The Pursuit of Fairness
At the beginning of our involvement in World War II, just a year after A. Philip Randolph threatened his march on Washington, Mark Ethridge, the liberal publisher of the Louisville Courier-Journal commented at a Fair Employment Practices Commission hearing, “No white Southerner can logically challenge the statement that the Negro is entitled, as an American citizen, to full civil rights and to economic opportunity.” But, he continued, Northerners “must recognize that there is no power in the world—not even in all the mechanized armies of the earth, Allied and Axis—which could now force the Southern white people to the abandonment of the principle of social segregation.”
In 1942 that outlook was considered realistic, and segregation was considered fair. A poll taken two years later asked, “Do you think Negroes should have as good a chance as white people to get any kind of job, or do you think white people should have the first chance at any kind of job?” Only 44 percent thought that blacks should have equal opportunity.
Fortunately, America has moved light years past those traditional assumptions—and nowhere is that more apparent than in race relations. After the civil rights and women's liberation movements, most citizens began to accept a different interpretation of fairness. An “underlying assumption of the rule of law, ” wrote Justice Powell in Bakke, “is the worthiness of a system of justice based on fairness to the individual, ” and that meant to every citizen.

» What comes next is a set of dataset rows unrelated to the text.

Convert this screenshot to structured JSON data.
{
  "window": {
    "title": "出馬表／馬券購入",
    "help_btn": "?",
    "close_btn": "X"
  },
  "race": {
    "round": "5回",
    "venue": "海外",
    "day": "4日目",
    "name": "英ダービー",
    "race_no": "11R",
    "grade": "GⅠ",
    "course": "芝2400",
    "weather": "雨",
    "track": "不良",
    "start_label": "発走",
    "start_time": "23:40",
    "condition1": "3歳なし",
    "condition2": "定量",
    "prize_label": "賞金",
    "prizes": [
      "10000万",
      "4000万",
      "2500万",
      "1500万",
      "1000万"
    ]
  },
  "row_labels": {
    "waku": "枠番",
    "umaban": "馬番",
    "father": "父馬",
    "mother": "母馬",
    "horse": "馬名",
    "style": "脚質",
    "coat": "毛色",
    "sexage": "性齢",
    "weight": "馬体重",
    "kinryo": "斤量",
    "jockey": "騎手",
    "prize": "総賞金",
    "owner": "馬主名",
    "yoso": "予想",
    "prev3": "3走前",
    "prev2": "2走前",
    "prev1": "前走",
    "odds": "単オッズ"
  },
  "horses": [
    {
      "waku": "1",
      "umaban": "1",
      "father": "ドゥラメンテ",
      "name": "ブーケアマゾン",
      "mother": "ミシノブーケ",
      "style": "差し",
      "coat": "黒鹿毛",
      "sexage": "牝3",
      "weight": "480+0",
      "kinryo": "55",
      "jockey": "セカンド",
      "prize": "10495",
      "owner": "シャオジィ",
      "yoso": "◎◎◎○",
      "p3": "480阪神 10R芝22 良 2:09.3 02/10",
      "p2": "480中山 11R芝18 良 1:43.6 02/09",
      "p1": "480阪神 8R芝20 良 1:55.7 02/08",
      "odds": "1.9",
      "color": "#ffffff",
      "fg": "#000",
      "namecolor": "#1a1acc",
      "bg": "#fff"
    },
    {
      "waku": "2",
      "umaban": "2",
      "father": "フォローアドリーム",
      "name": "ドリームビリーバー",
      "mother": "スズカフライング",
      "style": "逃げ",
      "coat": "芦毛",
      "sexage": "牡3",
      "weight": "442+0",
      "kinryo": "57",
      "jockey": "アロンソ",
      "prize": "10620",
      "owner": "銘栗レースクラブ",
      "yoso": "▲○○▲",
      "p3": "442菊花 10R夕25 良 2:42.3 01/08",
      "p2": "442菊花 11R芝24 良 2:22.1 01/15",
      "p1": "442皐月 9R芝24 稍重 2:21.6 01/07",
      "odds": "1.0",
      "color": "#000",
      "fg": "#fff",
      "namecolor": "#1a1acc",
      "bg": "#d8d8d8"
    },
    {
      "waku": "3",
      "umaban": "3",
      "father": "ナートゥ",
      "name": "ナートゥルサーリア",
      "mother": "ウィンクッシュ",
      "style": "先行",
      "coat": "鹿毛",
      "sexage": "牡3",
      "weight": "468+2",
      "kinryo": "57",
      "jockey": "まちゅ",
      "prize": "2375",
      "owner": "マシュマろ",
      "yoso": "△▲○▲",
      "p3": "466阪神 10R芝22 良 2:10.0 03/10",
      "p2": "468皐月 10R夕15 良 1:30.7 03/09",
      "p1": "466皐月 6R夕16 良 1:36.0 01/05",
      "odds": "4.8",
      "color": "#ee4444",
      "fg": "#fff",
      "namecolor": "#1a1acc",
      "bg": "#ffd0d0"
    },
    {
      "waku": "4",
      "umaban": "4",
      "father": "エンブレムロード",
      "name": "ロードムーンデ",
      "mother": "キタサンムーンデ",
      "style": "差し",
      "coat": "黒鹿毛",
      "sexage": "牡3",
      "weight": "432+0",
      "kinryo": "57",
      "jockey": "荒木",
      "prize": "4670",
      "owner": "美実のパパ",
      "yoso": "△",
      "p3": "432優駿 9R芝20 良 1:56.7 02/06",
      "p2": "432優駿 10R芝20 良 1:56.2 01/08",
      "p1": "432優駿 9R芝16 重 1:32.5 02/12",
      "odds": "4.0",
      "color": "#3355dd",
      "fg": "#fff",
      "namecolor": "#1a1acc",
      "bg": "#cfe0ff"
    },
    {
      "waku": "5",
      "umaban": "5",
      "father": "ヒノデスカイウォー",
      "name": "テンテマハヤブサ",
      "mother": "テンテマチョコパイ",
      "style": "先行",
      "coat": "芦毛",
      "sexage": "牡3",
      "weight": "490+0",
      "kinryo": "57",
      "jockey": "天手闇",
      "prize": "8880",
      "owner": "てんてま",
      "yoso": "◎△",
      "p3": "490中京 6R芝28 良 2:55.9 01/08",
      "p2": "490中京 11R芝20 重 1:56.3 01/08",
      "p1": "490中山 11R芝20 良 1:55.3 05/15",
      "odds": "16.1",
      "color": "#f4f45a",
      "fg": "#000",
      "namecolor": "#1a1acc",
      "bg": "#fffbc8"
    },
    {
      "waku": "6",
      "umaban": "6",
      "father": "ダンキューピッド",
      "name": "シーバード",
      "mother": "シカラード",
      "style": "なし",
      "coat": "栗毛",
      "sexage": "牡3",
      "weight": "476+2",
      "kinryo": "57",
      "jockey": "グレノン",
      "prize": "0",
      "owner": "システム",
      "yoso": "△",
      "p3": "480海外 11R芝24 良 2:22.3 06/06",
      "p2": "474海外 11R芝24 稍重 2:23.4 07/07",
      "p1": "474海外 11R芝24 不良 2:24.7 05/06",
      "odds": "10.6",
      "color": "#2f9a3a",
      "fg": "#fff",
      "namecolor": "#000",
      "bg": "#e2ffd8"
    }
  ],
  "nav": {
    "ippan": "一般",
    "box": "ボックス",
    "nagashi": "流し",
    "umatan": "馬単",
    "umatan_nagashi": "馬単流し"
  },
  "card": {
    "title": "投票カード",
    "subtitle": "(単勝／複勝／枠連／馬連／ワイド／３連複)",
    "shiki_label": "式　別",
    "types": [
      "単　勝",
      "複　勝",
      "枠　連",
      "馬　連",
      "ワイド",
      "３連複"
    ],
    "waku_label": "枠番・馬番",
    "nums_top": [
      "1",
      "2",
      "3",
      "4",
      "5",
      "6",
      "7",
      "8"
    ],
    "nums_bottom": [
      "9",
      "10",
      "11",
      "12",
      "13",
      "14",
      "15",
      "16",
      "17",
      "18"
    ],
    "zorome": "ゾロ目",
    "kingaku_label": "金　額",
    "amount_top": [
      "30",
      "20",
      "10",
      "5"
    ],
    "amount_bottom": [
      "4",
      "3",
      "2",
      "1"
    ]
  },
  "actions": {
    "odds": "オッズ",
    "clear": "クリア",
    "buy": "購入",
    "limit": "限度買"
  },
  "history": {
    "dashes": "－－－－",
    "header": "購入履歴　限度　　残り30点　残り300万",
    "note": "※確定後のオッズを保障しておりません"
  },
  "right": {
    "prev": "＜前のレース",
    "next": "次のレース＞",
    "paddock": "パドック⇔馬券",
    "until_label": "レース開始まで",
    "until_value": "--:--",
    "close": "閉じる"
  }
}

This fundamental shift came about because of protests that revealed inequality in American society, a governmental response in the form of civil rights laws and equal employment and affirmative action regulations,